Organized by the Coalition for Equal Quality Education, which distributed 20,000 leaflets, the summit drew broad community participation and representation from dozens of organizations.

Summit co-chairs, Boston Public School teacher Jose Lopez of the Coalition for Equal Quality Education and Barbara Fields of Black Educators Alliance of Massachusetts, both condemned the School Department’s plans to hold small focus groups, each composed of 15 invited parents and students, simultaneously around the city. By refusing broad open public meetings to get input and response to the plans, the department was in effect denying parents and students a genuine voice.

The bulk of the summit entailed lively floor discussion. The first segment shared information on how the School Department’s plans would harm the community. The second segment discussed actions to stop these plans.

Linda Freeman of the Special Education Parents Advisory Council gave an impassioned appeal about how cutting transportation would devastate access to programs for special-needs students.

Sasha De La Cruz of El Movimiento told how planned cuts would undermine the needs of English language learners.

Union calls for canceling debt service

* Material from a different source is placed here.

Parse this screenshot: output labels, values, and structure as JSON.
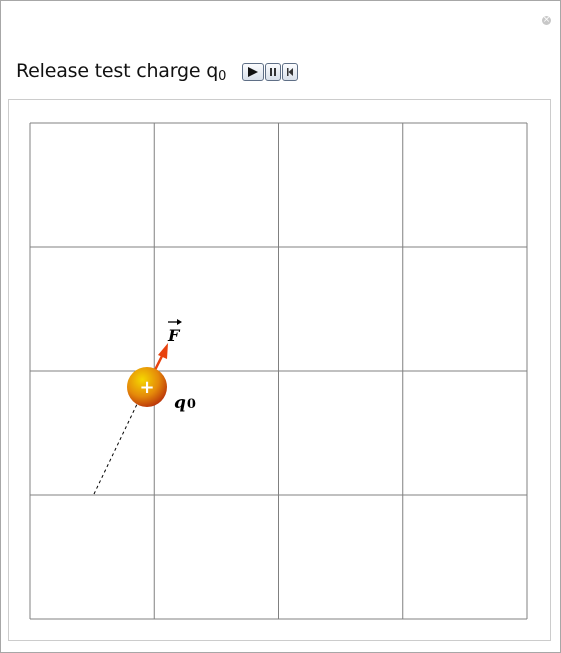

Recording Secretary Andre Francois of the Boston School Bus Drivers Union read a statement signed by the full executive board of the union calling for putting the needs of education of the students ahead of the $137.5 million in debt service paid to the banks. This debt service amounts to 5.5 percent of the city budget.

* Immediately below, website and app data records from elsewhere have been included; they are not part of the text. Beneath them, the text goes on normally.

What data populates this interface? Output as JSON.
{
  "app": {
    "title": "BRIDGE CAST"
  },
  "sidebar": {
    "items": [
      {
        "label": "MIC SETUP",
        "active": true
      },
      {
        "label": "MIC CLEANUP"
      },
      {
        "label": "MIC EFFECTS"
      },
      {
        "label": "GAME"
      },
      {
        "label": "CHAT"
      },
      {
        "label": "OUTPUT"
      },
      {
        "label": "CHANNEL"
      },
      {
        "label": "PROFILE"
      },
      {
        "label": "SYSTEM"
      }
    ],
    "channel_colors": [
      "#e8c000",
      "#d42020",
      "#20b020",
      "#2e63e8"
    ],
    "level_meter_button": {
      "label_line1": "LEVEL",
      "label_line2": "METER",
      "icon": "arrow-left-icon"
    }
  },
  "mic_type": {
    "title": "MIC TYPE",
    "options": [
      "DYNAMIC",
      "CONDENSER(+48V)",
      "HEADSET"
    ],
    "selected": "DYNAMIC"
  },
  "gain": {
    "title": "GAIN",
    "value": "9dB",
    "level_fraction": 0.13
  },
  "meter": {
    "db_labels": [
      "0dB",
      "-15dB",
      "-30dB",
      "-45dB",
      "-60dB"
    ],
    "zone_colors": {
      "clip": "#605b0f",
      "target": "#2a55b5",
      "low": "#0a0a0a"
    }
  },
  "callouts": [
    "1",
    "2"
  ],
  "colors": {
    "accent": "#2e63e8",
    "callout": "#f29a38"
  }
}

The union statement, which was distributed to all present, also attacked layoffs and the department’s strategy of blaming teachers, paraprofessionals, custodians, bus drivers and monitors, food service workers, and students for “under-performing” schools. It pointed out that the schools have been underfunded and deprived of resources needed for success.

The union also condemned the move to go backward to the racist segregated neighborhood schools of the past, denying the parents and students of Roxbury, Dorchester and Mattapan access to quality schools and educational opportunities. It expressed solidarity with all those ready to “draw the line and march on the powers that be to stop layoffs, stop privatization, and stop the assaults on our children’s rights to an Equal, Quality Education.”

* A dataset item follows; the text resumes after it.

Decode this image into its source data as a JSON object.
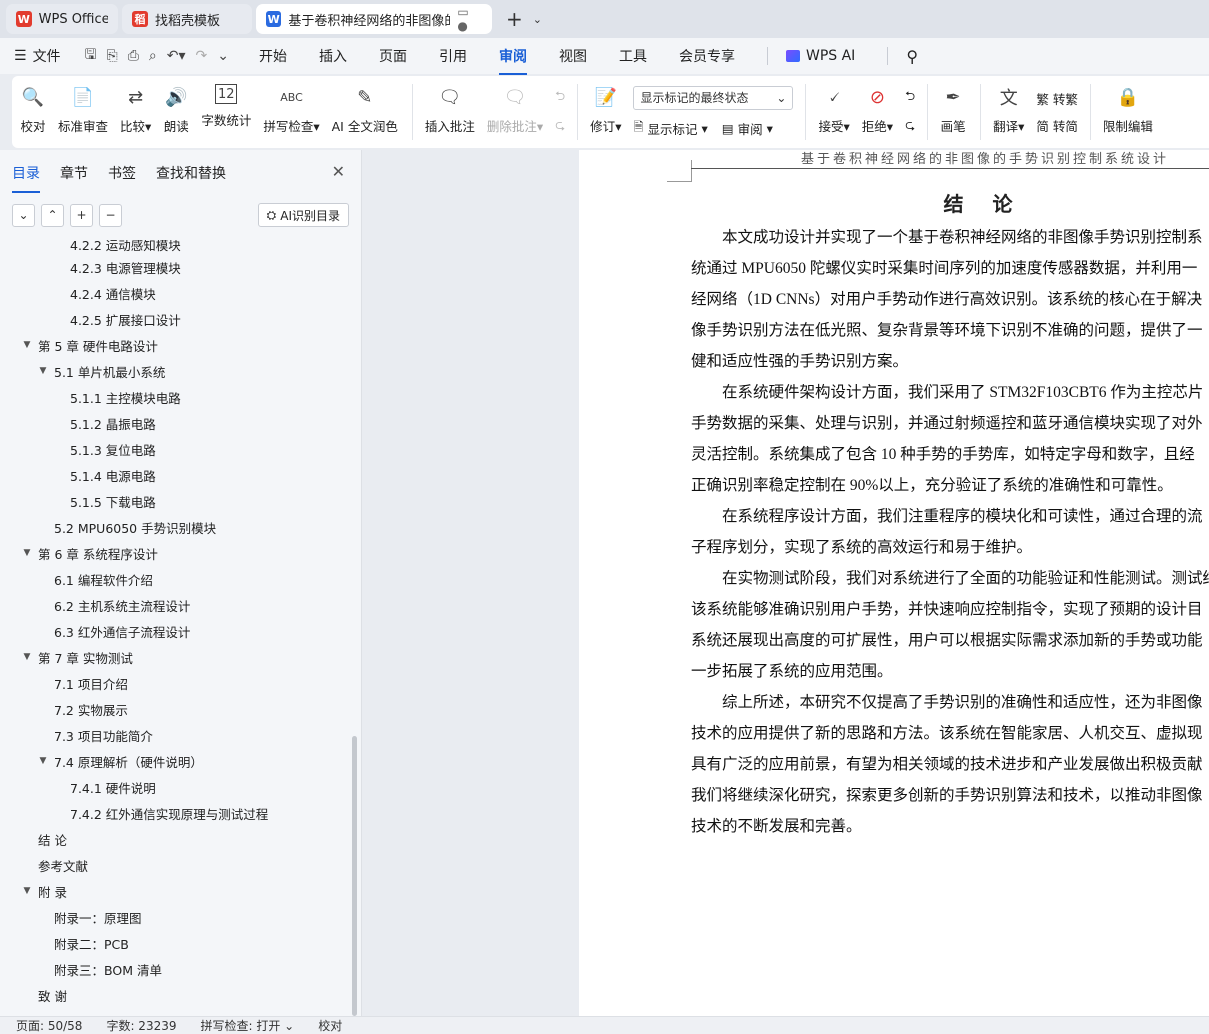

Richard Stutman, president of the Boston Teachers Union, and David Jelley, president of the Custodians’ union, also spoke.

Ed Childs of UNITE HERE Local 26, chief shop steward of the cafeteria workers at Harvard University, described how the workers there are also facing cutbacks, attacks and layoffs engineered by the banks, the same banks responsible for the university’s endowment having lost money. He pointed out that enough money for education and other needs can be found in the trillions in bail-out money given to the banks, and that the workers should demand it back.

Mary Jo Hetzel of Work for Quality, Fight for Equity discussed the history of the coalition in successfully fighting back against previous attempts by the School Department to curtail student choice by imposing neighborhood schools. She called on everyone to get involved to reverse the plans again as they did last year.

The Bail Out the People Movement, the Women’s Fight Back Network and the International Action Center also prepared and distributed a statement that described the fight against racist segregation in Boston since 1974. This included the history of the 25,000-strong national march against racism in Boston on Dec 14, 1974. The statement said mass action in the streets is needed again to stop the drive to return to the racist past.

The June 23 community summit was endorsed by City Councilors Chuck Turner and Charles Yancey; Steelworkers Local 8751, Boston School Bus Drivers; IUPAT Local 1952 - Boston School Custodians; Richard Stutman, president, Boston Teachers Union; the Black Educators Alliance of Massachusetts; the Women’s Fightback Network; Oganizasyon Fanmi Lavalas Boston; the youth group Fight Imperialism, Stand Together; Workers World Party; The Most Rev. Filipe Teixeira, OFSJC; and many others.